You’ll be able to “develop” your personal home, says Elora Hardy, artistic director at architectural agency IBUKU in Bali, Indonesia. All you want is daylight, water, and bamboo. Hardy was launched to the resilient, sustainable materials when she left her coveted place with prime designer Donna Karan in New York and moved to Bali to assist her father assemble a faculty out of bamboo. Although Hardy had no formal coaching in structure or constructing design, she fell in love with the venture and ended up founding a design firm that works nearly completely with bamboo—which is definitely a sort of grass and never wooden. Certainly one of her first main initiatives was the creation of her dwelling, Sharma Springs. The curving, lyrical construction mimics the leaves and branches that encompass it within the forest, and practically every little thing in her dwelling—even the door handles, mild switches, and garments hangers—is product of bamboo. Hardy says Sharma Springs retains her and her household near nature and reminds them that something they think about might be made actual. “Should you can construct castles out of grass,” says Hardy, “what else are you able to do?”

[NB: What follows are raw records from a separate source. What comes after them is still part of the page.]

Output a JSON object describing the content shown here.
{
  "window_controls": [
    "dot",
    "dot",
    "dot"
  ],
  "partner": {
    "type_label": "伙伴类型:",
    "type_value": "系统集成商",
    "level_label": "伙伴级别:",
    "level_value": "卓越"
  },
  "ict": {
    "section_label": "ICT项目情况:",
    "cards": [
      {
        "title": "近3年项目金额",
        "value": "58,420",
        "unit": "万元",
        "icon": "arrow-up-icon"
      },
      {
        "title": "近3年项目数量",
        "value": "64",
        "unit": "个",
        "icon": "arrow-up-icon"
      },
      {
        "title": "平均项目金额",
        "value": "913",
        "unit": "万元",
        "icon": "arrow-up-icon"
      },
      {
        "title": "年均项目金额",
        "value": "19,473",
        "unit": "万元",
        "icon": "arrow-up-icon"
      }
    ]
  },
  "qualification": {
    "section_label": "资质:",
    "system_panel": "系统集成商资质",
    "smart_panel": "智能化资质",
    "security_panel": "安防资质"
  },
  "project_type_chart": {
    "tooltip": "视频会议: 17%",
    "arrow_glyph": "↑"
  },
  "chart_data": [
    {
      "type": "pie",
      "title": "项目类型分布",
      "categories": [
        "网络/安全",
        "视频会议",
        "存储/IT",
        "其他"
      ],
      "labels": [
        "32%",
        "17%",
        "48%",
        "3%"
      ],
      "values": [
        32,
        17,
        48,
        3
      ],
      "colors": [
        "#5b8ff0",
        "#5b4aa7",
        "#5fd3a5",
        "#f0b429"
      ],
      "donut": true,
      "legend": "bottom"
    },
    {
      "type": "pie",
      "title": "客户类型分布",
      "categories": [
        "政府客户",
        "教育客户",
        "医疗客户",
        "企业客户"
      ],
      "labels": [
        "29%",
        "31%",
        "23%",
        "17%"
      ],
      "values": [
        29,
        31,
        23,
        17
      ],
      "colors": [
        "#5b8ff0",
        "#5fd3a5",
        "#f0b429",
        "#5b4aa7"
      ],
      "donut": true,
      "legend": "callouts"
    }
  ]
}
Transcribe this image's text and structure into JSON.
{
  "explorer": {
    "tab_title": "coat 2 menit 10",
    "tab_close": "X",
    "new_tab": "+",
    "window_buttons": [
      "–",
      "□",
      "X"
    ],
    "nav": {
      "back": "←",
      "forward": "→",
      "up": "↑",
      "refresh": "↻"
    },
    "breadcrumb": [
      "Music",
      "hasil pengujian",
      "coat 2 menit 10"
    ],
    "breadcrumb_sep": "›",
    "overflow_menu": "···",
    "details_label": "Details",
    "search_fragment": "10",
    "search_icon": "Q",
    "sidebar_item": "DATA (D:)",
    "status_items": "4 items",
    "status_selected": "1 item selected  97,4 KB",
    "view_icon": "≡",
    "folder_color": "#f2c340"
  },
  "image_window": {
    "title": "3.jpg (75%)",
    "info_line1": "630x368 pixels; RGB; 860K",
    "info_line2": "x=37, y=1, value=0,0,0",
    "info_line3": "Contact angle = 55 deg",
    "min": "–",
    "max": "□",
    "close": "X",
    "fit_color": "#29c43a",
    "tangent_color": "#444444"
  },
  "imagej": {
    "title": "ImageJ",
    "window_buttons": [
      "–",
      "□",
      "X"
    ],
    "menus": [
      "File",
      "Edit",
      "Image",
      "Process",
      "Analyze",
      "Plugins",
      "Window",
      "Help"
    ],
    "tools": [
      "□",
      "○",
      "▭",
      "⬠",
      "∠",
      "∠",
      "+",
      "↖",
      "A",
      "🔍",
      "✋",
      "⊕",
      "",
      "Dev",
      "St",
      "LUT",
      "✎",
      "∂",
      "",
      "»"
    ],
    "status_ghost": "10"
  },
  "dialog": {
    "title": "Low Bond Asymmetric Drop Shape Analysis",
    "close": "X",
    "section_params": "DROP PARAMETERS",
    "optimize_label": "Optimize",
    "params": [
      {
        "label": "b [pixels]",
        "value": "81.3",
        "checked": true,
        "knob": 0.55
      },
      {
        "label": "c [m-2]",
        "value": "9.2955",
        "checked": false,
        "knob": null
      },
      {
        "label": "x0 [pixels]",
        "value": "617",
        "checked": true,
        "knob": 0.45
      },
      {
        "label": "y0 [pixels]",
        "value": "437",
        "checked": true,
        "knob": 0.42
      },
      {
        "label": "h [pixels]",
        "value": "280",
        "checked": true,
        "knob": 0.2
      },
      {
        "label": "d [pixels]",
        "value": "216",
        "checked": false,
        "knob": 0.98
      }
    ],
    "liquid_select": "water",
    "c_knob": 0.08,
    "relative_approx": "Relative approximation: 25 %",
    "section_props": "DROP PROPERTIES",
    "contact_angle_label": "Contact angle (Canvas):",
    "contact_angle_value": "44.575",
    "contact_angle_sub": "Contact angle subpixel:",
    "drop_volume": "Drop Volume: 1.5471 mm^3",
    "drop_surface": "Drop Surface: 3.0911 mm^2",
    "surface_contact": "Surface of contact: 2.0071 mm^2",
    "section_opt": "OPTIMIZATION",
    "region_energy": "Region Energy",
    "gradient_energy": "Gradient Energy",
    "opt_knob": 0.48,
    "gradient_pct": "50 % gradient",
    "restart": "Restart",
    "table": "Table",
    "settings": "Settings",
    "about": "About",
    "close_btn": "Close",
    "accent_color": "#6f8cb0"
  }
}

Architect Gary Chang’s house is simply 344 sq. toes, however he manages to make it appear infinitely giant. In Hong Kong, the place Chang was born and raised, such tiny dwelling areas are widespread. Chang grew up within the house, which as soon as housed six members of his household and a boarder. As an grownup, Chang was in a position to buy the house and switch it into his personal architectural laboratory, the “Home Transformer.” Impressed by native distributors who arrange their storefronts and wares by day after which pack them away at night time, Chang transforms your complete house right into a dizzying array of configurations. The only open room turns into a front room, a kitchen, an workplace, a bed room, a eating room, a laundry, a cinema, or a spa. Chang makes use of partitions that slide on tracks and furnishings that swings on pivots to vary setups. In accordance with Chang, the probabilities are restricted solely by his creativeness. “I’ve chosen to make my dwelling, my life, a radical experiment in transformation,” he says.
A 3D-Printed Home of Hope
As of 2021, the UN estimates that 1.6 billion folks worldwide dwell in insufficient housing. Till not too long ago, Angel and Isela Javier have been amongst them. The younger couple have been elevating their two daughters in a makeshift shelter product of steel shingles and blankets in one of many poorest cities in Tabasco, Mexico. Although the shelter steadily flooded, the household had no protected working water and needed to buy bottled water for all family wants—an expense that turned more and more burdensome when Angel Javier misplaced his development job. “A house for me can be every little thing,” he says by way of a translator.
Housing nonprofits New Story and ÉCHALE joined forces with development expertise firm ICON to construct the world’s first 3D-printed neighborhood in Tabasco. Fifty households, together with the Javiers, have been chosen to dwell in new 3D-printed properties created by a large 3D printer that was shipped to Mexico from Texas. The properties are product of extruded concrete mortar, price $7,000 every to construct, and might be printed in 24 hours. The households have been in a position to transfer into the properties in November. “After they stroll in, you may see hope come again into their faces and hearts,” says New Story COO Alexandria Lafci. “It’s the privilege of a lifetime to try this for therefore many households.”